● Work item: Using the records below, locate all lines containing "Desktop" and return them.

● Given data:
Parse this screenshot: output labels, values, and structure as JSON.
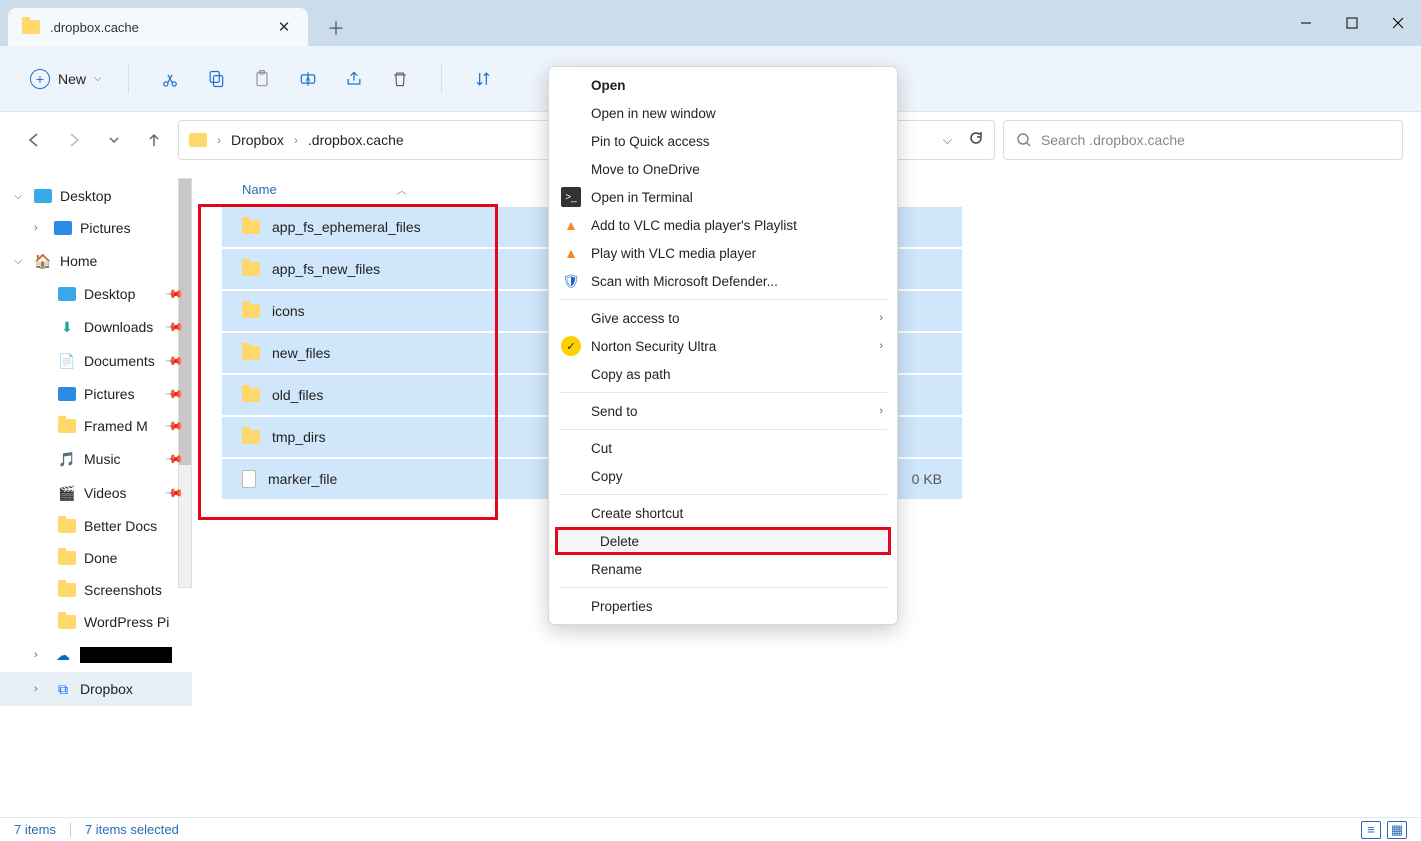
{
  "window": {
    "tab_title": ".dropbox.cache",
    "new_label": "New"
  },
  "breadcrumb": {
    "part1": "Dropbox",
    "part2": ".dropbox.cache"
  },
  "search": {
    "placeholder": "Search .dropbox.cache"
  },
  "sidebar": {
    "desktop": "Desktop",
    "pictures": "Pictures",
    "home": "Home",
    "home_desktop": "Desktop",
    "downloads": "Downloads",
    "documents": "Documents",
    "home_pictures": "Pictures",
    "framed": "Framed M",
    "music": "Music",
    "videos": "Videos",
    "betterdocs": "Better Docs",
    "done": "Done",
    "screenshots": "Screenshots",
    "wordpress": "WordPress Pi",
    "dropbox": "Dropbox"
  },
  "columns": {
    "name": "Name"
  },
  "files": [
    {
      "name": "app_fs_ephemeral_files",
      "type": "folder"
    },
    {
      "name": "app_fs_new_files",
      "type": "folder"
    },
    {
      "name": "icons",
      "type": "folder"
    },
    {
      "name": "new_files",
      "type": "folder"
    },
    {
      "name": "old_files",
      "type": "folder"
    },
    {
      "name": "tmp_dirs",
      "type": "folder"
    },
    {
      "name": "marker_file",
      "type": "doc",
      "size": "0 KB"
    }
  ],
  "context_menu": {
    "open": "Open",
    "open_new": "Open in new window",
    "pin": "Pin to Quick access",
    "onedrive": "Move to OneDrive",
    "terminal": "Open in Terminal",
    "vlc_add": "Add to VLC media player's Playlist",
    "vlc_play": "Play with VLC media player",
    "defender": "Scan with Microsoft Defender...",
    "give_access": "Give access to",
    "norton": "Norton Security Ultra",
    "copy_path": "Copy as path",
    "send_to": "Send to",
    "cut": "Cut",
    "copy": "Copy",
    "shortcut": "Create shortcut",
    "delete": "Delete",
    "rename": "Rename",
    "properties": "Properties"
  },
  "status": {
    "items": "7 items",
    "selected": "7 items selected"
  }
}
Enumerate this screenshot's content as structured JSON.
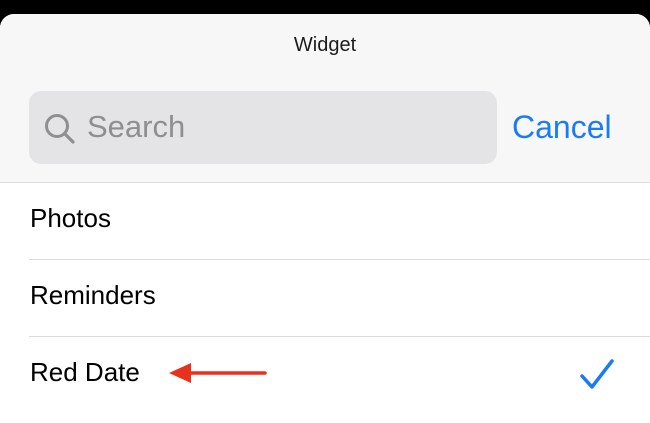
{
  "sheet": {
    "title": "Widget"
  },
  "search": {
    "placeholder": "Search",
    "value": "",
    "icon": "magnifying-glass-icon"
  },
  "cancel_label": "Cancel",
  "list": {
    "items": [
      {
        "label": "Photos",
        "selected": false
      },
      {
        "label": "Reminders",
        "selected": false
      },
      {
        "label": "Red Date",
        "selected": true
      }
    ]
  },
  "colors": {
    "accent": "#1a7cf5",
    "annotation_arrow": "#e8321e",
    "header_bg": "#f7f7f7",
    "search_bg": "#e4e4e6"
  }
}
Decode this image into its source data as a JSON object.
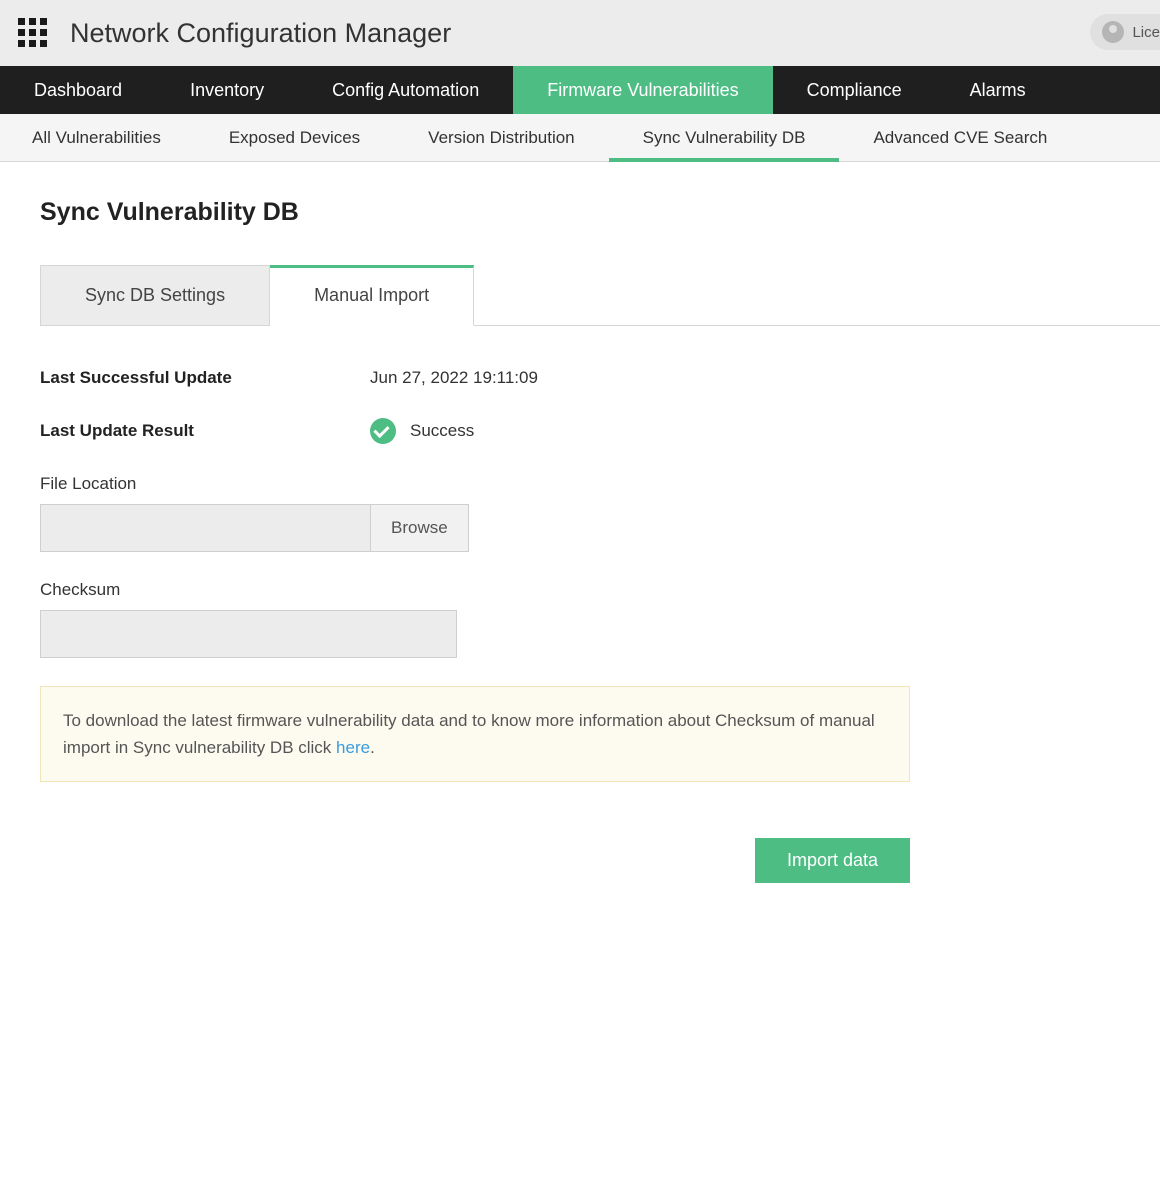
{
  "header": {
    "app_title": "Network Configuration Manager",
    "license_label": "Lice"
  },
  "main_nav": {
    "items": [
      {
        "label": "Dashboard",
        "active": false
      },
      {
        "label": "Inventory",
        "active": false
      },
      {
        "label": "Config Automation",
        "active": false
      },
      {
        "label": "Firmware Vulnerabilities",
        "active": true
      },
      {
        "label": "Compliance",
        "active": false
      },
      {
        "label": "Alarms",
        "active": false
      }
    ]
  },
  "sub_nav": {
    "items": [
      {
        "label": "All Vulnerabilities",
        "active": false
      },
      {
        "label": "Exposed Devices",
        "active": false
      },
      {
        "label": "Version Distribution",
        "active": false
      },
      {
        "label": "Sync Vulnerability DB",
        "active": true
      },
      {
        "label": "Advanced CVE Search",
        "active": false
      }
    ]
  },
  "page": {
    "title": "Sync Vulnerability DB",
    "tabs": [
      {
        "label": "Sync DB Settings",
        "active": false
      },
      {
        "label": "Manual Import",
        "active": true
      }
    ],
    "last_update_label": "Last Successful Update",
    "last_update_value": "Jun 27, 2022 19:11:09",
    "last_result_label": "Last Update Result",
    "last_result_value": "Success",
    "file_location_label": "File Location",
    "file_location_value": "",
    "browse_label": "Browse",
    "checksum_label": "Checksum",
    "checksum_value": "",
    "info_text_a": "To download the latest firmware vulnerability data and to know more information about Checksum of manual import in Sync vulnerability DB click ",
    "info_link": "here",
    "info_text_b": ".",
    "import_label": "Import data"
  }
}
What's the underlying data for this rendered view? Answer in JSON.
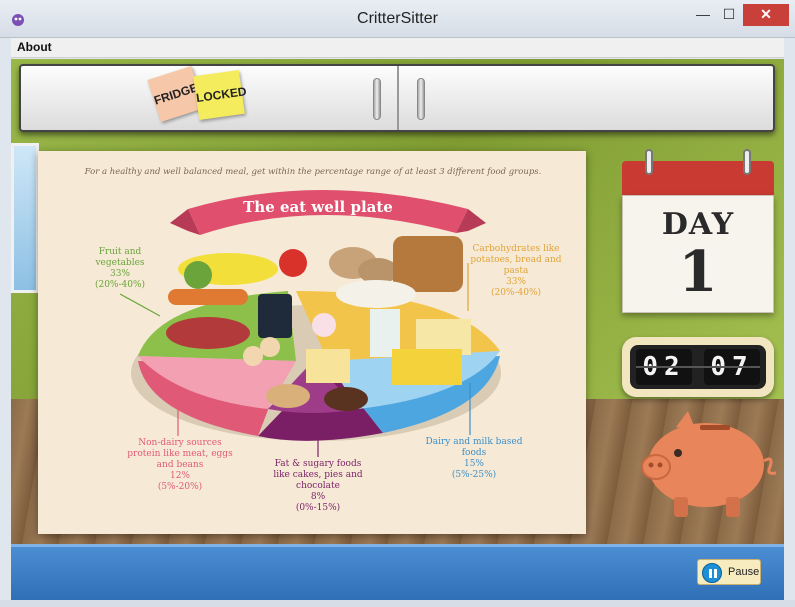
{
  "window": {
    "title": "CritterSitter",
    "controls": {
      "minimize": "—",
      "maximize": "☐",
      "close": "✕"
    }
  },
  "menu": {
    "items": [
      {
        "label": "About"
      }
    ]
  },
  "fridge": {
    "notes": [
      {
        "text": "FRIDGE"
      },
      {
        "text": "LOCKED"
      }
    ]
  },
  "poster": {
    "intro": "For a healthy and well balanced meal, get within the percentage range of at least 3 different food groups.",
    "title": "The eat well plate",
    "groups": {
      "fruit": {
        "name": "Fruit and vegetables",
        "pct": "33%",
        "range": "(20%-40%)"
      },
      "carbs": {
        "name": "Carbohydrates like potatoes, bread and pasta",
        "pct": "33%",
        "range": "(20%-40%)"
      },
      "protein": {
        "name": "Non-dairy sources protein like meat, eggs and beans",
        "pct": "12%",
        "range": "(5%-20%)"
      },
      "fat": {
        "name": "Fat & sugary foods like cakes, pies and chocolate",
        "pct": "8%",
        "range": "(0%-15%)"
      },
      "dairy": {
        "name": "Dairy and milk based foods",
        "pct": "15%",
        "range": "(5%-25%)"
      }
    }
  },
  "calendar": {
    "label": "DAY",
    "number": "1"
  },
  "clock": {
    "hours": "02",
    "minutes": "07"
  },
  "controls": {
    "pause_label": "Pause"
  },
  "colors": {
    "accent_blue": "#2f6fb6",
    "calendar_red": "#c83a32",
    "ribbon_pink": "#e0506e"
  }
}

● Solution for this task:
    "desktop": "Desktop",
    "home_desktop": "Desktop",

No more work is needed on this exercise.